What you are asked to do >> Search the records for the string "smiley" and report how many lines contain it, with nothing else.

Supplied data >>
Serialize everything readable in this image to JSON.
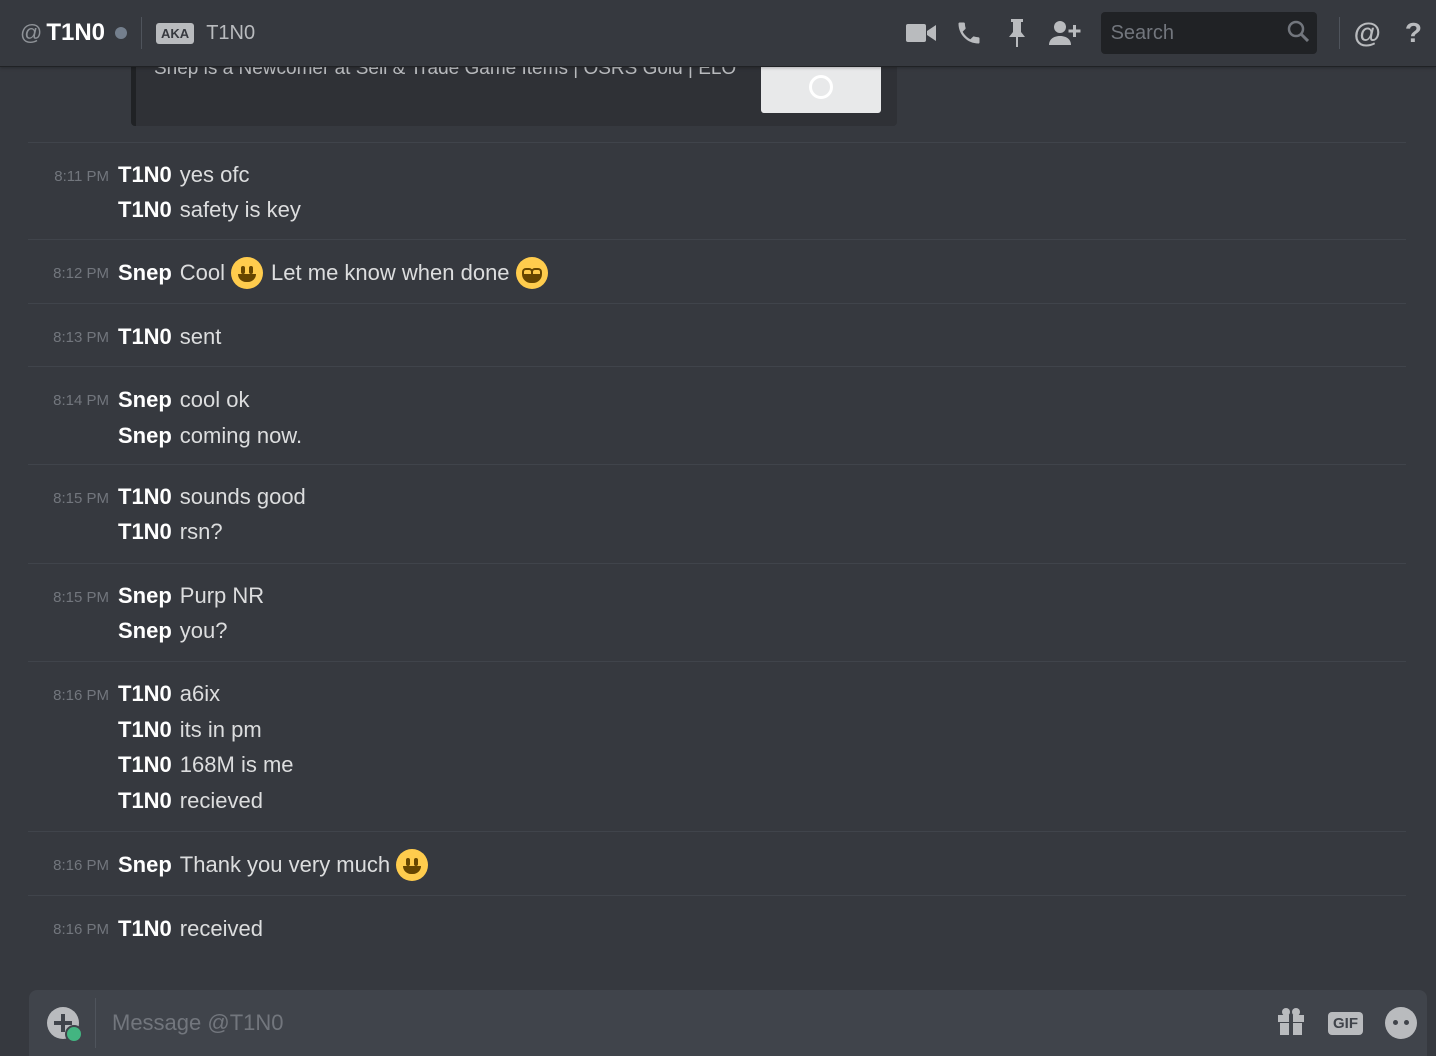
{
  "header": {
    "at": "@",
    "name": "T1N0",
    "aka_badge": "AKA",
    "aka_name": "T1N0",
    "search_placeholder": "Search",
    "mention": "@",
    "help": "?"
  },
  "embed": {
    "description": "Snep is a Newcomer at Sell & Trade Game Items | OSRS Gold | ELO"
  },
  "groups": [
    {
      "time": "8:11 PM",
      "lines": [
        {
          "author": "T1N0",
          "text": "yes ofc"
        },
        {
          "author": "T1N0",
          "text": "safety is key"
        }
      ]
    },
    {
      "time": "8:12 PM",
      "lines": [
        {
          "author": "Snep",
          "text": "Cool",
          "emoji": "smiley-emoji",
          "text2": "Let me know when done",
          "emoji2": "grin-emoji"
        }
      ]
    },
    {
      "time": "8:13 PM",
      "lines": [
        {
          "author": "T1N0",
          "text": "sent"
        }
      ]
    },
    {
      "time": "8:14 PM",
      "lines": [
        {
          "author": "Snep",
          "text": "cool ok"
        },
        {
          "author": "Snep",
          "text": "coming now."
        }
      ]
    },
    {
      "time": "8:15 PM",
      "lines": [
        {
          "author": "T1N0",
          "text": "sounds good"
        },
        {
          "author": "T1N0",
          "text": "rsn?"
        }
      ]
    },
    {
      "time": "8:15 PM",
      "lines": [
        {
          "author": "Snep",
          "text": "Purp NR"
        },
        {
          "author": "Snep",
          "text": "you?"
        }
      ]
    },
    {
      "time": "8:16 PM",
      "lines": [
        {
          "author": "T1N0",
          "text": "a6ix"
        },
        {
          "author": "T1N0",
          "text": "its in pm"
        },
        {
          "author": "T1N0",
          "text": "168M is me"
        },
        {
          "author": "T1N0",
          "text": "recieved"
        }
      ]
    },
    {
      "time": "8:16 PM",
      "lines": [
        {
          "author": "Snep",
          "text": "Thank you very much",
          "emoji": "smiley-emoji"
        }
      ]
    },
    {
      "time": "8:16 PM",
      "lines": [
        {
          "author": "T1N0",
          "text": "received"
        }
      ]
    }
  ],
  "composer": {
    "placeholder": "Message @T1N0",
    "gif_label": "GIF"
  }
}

Written solution >> 2